TASK TO COMPLETE: Copy out the records in full, word for word, without pictures.

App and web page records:
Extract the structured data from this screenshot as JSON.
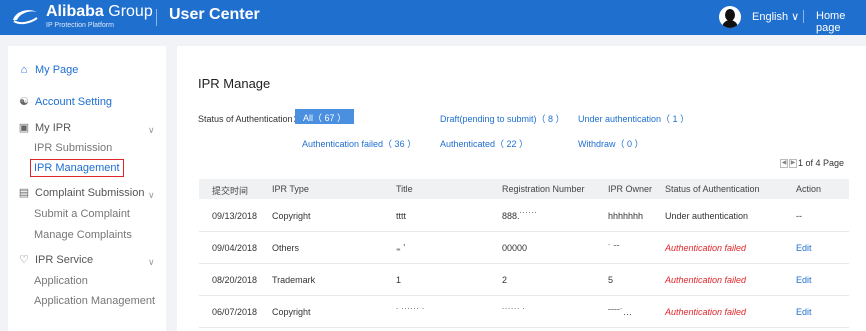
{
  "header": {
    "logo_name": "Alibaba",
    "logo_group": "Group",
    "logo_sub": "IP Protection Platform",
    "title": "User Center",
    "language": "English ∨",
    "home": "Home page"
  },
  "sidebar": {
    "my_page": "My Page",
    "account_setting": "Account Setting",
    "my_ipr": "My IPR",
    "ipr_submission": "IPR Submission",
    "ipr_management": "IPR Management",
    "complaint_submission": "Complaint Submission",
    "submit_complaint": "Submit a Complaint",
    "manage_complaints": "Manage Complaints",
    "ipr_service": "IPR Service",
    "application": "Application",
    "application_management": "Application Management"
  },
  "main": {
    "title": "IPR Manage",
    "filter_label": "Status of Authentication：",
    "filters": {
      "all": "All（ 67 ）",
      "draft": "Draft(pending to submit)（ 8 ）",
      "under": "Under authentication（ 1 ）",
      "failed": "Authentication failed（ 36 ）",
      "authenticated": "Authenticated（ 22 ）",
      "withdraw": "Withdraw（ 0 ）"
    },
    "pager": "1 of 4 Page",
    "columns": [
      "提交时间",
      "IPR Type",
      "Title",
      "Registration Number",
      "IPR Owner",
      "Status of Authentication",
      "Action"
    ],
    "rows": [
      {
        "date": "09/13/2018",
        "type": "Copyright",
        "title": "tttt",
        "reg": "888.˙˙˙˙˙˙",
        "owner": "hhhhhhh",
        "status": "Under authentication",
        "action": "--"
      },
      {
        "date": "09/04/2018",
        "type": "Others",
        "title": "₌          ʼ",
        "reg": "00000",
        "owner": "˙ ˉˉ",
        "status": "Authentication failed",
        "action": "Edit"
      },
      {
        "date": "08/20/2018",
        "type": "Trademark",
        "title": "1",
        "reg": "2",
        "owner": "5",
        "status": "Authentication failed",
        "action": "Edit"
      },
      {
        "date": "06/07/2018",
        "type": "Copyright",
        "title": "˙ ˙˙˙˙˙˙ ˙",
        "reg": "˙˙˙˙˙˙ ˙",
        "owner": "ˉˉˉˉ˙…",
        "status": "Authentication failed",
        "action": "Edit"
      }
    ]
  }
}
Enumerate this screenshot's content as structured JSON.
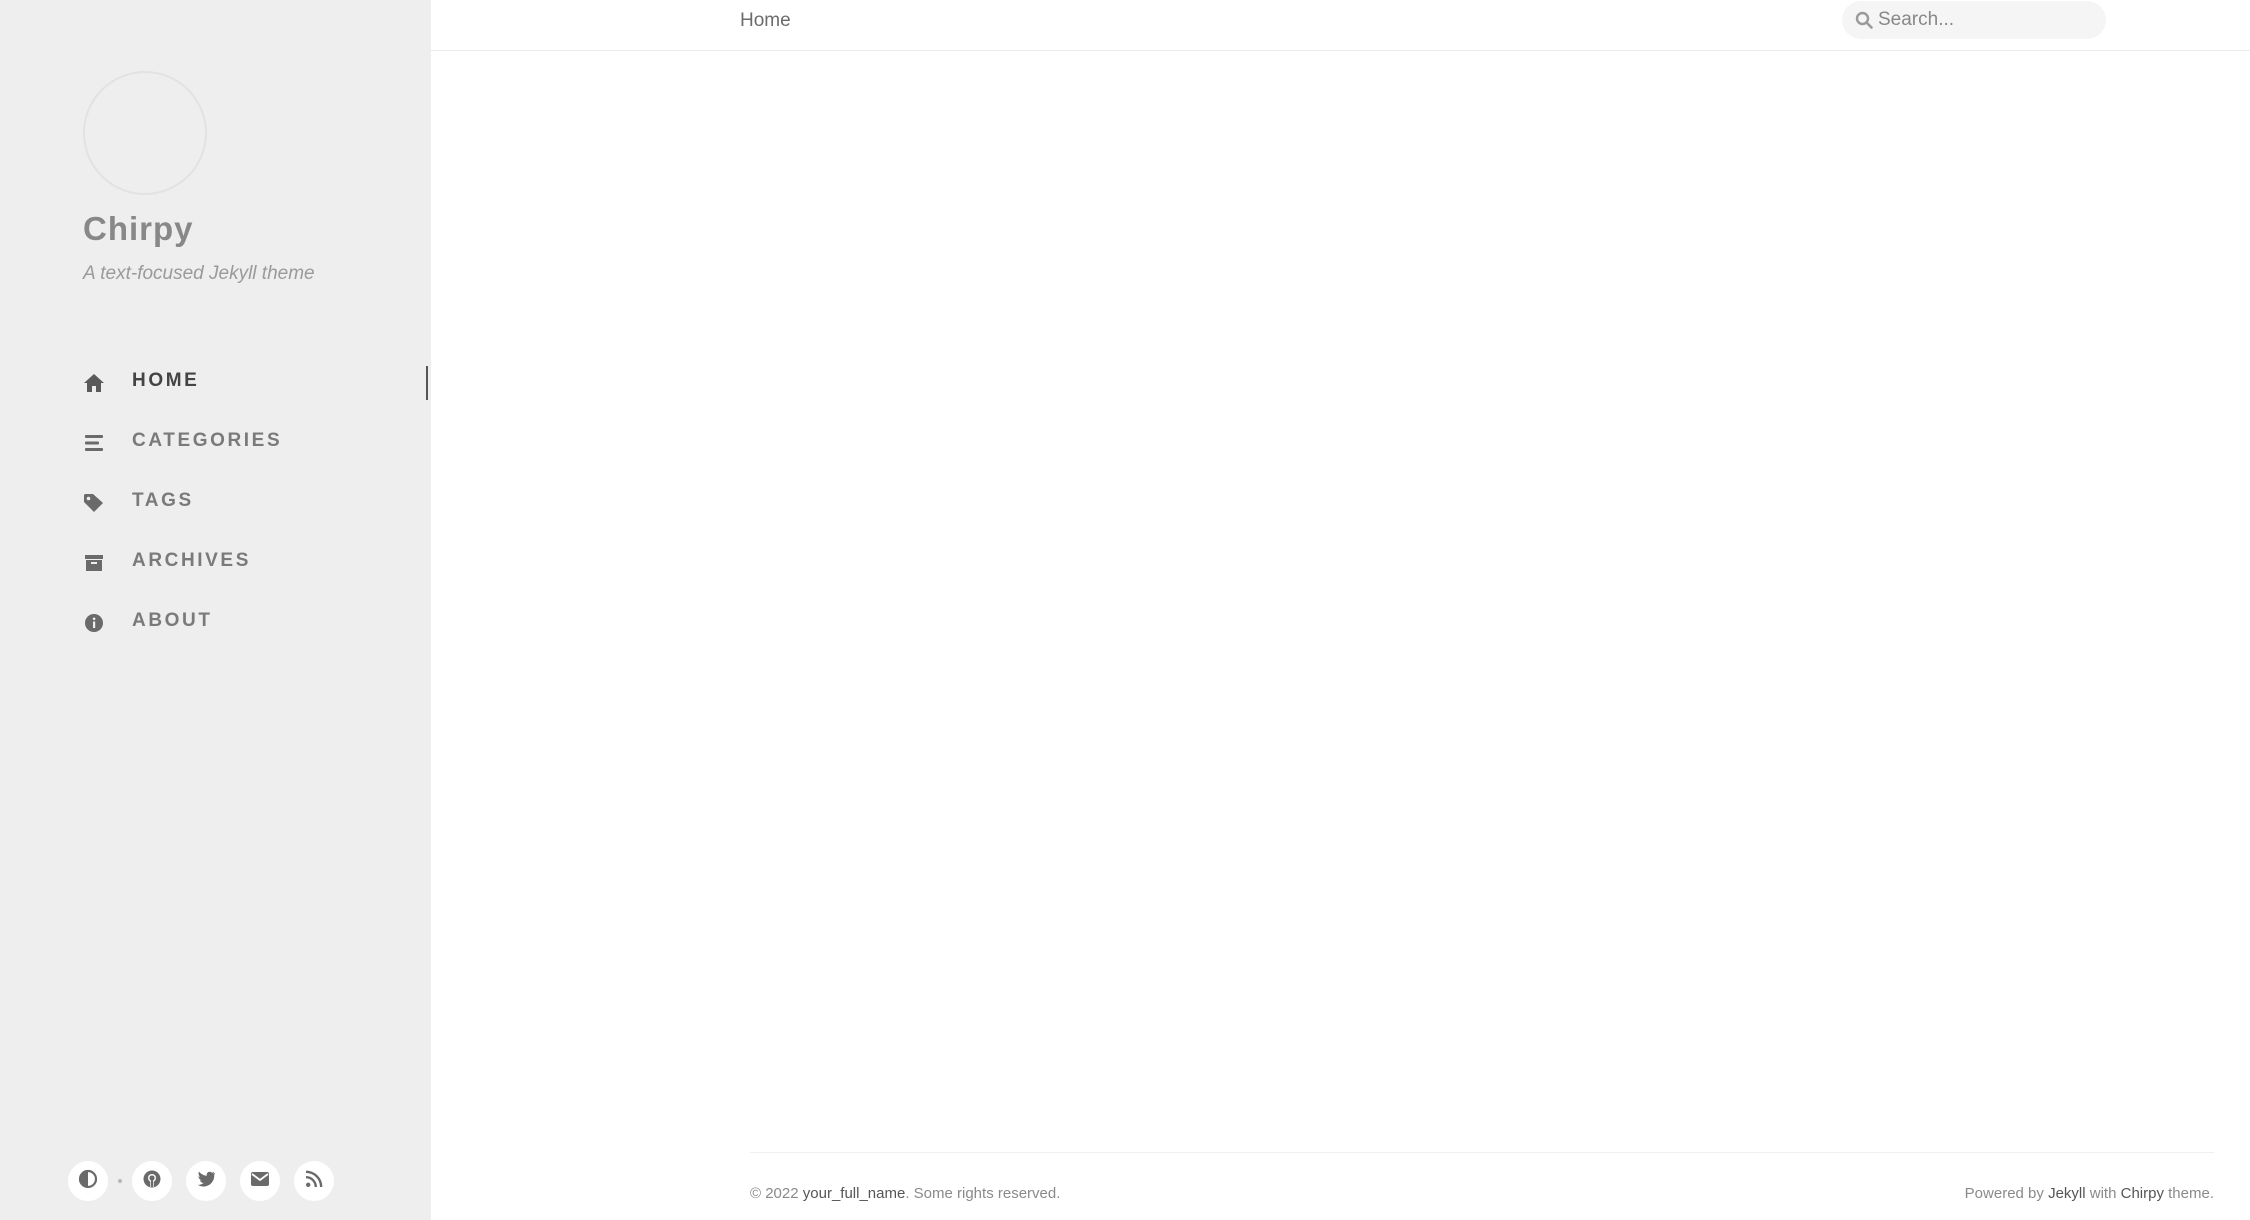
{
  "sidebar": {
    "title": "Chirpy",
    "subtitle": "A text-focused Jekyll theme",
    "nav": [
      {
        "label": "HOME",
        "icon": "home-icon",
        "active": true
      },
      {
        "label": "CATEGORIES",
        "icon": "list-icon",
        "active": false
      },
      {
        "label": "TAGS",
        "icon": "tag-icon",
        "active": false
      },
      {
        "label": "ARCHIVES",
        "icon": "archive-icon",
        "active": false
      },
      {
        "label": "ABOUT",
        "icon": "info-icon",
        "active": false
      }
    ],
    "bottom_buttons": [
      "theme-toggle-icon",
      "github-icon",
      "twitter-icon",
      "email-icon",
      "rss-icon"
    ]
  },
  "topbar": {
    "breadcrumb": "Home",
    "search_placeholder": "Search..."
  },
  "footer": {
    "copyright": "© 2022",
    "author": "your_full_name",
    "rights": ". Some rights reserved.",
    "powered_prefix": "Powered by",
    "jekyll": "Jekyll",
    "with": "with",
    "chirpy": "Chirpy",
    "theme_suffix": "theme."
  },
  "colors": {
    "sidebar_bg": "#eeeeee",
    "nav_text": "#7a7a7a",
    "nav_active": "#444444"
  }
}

SOLUTION FOR THIS TASK:
Extract the structured data from this screenshot as JSON.
{
  "header": {
    "logo_name": "Alibaba",
    "logo_group": "Group",
    "logo_sub": "IP Protection Platform",
    "title": "User Center",
    "language": "English ∨",
    "home": "Home page"
  },
  "sidebar": {
    "my_page": "My Page",
    "account_setting": "Account Setting",
    "my_ipr": "My IPR",
    "ipr_submission": "IPR Submission",
    "ipr_management": "IPR Management",
    "complaint_submission": "Complaint Submission",
    "submit_complaint": "Submit a Complaint",
    "manage_complaints": "Manage Complaints",
    "ipr_service": "IPR Service",
    "application": "Application",
    "application_management": "Application Management"
  },
  "main": {
    "title": "IPR Manage",
    "filter_label": "Status of Authentication：",
    "filters": {
      "all": "All（ 67 ）",
      "draft": "Draft(pending to submit)（ 8 ）",
      "under": "Under authentication（ 1 ）",
      "failed": "Authentication failed（ 36 ）",
      "authenticated": "Authenticated（ 22 ）",
      "withdraw": "Withdraw（ 0 ）"
    },
    "pager": "1 of 4 Page",
    "columns": [
      "提交时间",
      "IPR Type",
      "Title",
      "Registration Number",
      "IPR Owner",
      "Status of Authentication",
      "Action"
    ],
    "rows": [
      {
        "date": "09/13/2018",
        "type": "Copyright",
        "title": "tttt",
        "reg": "888.˙˙˙˙˙˙",
        "owner": "hhhhhhh",
        "status": "Under authentication",
        "action": "--"
      },
      {
        "date": "09/04/2018",
        "type": "Others",
        "title": "₌          ʼ",
        "reg": "00000",
        "owner": "˙ ˉˉ",
        "status": "Authentication failed",
        "action": "Edit"
      },
      {
        "date": "08/20/2018",
        "type": "Trademark",
        "title": "1",
        "reg": "2",
        "owner": "5",
        "status": "Authentication failed",
        "action": "Edit"
      },
      {
        "date": "06/07/2018",
        "type": "Copyright",
        "title": "˙ ˙˙˙˙˙˙ ˙",
        "reg": "˙˙˙˙˙˙ ˙",
        "owner": "ˉˉˉˉ˙…",
        "status": "Authentication failed",
        "action": "Edit"
      }
    ]
  }
}
Enumerate this screenshot's content as structured JSON.
{
  "sidebar": {
    "title": "Chirpy",
    "subtitle": "A text-focused Jekyll theme",
    "nav": [
      {
        "label": "HOME",
        "icon": "home-icon",
        "active": true
      },
      {
        "label": "CATEGORIES",
        "icon": "list-icon",
        "active": false
      },
      {
        "label": "TAGS",
        "icon": "tag-icon",
        "active": false
      },
      {
        "label": "ARCHIVES",
        "icon": "archive-icon",
        "active": false
      },
      {
        "label": "ABOUT",
        "icon": "info-icon",
        "active": false
      }
    ],
    "bottom_buttons": [
      "theme-toggle-icon",
      "github-icon",
      "twitter-icon",
      "email-icon",
      "rss-icon"
    ]
  },
  "topbar": {
    "breadcrumb": "Home",
    "search_placeholder": "Search..."
  },
  "footer": {
    "copyright": "© 2022",
    "author": "your_full_name",
    "rights": ". Some rights reserved.",
    "powered_prefix": "Powered by",
    "jekyll": "Jekyll",
    "with": "with",
    "chirpy": "Chirpy",
    "theme_suffix": "theme."
  },
  "colors": {
    "sidebar_bg": "#eeeeee",
    "nav_text": "#7a7a7a",
    "nav_active": "#444444"
  }
}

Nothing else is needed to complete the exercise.